====== RECORDS FOR PROCESSING ======
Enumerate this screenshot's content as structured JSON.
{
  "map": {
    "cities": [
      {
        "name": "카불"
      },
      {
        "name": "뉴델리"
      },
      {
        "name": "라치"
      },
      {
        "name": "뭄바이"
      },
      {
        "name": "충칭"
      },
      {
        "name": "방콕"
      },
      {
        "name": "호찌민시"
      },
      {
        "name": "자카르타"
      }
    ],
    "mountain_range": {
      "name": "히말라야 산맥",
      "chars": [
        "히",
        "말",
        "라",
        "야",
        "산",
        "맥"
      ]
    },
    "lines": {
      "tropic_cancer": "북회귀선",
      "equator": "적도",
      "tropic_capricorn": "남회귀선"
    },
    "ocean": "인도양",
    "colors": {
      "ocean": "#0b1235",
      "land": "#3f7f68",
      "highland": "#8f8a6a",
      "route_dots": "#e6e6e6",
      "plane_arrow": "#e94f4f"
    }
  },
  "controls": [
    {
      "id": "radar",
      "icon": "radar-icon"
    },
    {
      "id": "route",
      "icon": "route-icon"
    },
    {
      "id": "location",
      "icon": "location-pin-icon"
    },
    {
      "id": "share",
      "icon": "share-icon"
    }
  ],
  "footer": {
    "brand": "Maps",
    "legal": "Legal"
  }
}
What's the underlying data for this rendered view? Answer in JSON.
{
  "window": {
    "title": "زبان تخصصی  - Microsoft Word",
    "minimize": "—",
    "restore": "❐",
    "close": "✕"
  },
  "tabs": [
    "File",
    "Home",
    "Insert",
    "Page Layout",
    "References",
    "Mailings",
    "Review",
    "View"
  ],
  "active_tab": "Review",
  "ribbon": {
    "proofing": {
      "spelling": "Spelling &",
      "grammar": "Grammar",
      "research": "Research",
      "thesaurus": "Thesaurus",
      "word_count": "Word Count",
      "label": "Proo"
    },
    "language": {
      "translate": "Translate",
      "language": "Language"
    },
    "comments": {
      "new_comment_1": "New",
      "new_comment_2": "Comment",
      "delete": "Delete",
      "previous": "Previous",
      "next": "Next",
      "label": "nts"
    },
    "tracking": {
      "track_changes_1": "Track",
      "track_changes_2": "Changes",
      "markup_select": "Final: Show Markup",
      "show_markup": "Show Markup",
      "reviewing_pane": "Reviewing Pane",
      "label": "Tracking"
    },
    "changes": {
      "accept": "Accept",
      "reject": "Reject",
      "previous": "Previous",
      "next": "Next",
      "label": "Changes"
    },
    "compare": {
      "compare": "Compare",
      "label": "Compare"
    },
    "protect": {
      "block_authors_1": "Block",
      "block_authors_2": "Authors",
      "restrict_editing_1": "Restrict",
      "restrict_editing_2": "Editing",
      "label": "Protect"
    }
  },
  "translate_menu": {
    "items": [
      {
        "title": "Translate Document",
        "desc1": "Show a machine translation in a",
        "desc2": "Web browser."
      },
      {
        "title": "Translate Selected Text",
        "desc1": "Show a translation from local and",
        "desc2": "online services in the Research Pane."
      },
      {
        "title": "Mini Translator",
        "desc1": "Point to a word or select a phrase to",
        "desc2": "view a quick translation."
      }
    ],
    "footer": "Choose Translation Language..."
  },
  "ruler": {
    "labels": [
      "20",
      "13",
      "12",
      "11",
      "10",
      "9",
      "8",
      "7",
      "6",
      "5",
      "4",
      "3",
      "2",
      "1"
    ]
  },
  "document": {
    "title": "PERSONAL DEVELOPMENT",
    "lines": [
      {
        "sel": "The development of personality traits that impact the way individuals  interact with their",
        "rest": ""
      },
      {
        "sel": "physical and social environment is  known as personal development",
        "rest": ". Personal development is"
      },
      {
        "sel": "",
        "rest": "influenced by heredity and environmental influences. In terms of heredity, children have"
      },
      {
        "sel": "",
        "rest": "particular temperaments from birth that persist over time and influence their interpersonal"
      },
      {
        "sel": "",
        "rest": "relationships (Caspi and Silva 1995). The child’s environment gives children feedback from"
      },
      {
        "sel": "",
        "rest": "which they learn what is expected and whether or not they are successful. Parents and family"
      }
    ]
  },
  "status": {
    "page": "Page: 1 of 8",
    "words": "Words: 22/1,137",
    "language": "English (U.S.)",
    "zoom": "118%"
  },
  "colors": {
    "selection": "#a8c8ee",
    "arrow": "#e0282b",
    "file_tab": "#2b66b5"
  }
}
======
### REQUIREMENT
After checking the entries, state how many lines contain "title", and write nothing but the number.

### EXERCISE SOLUTION
5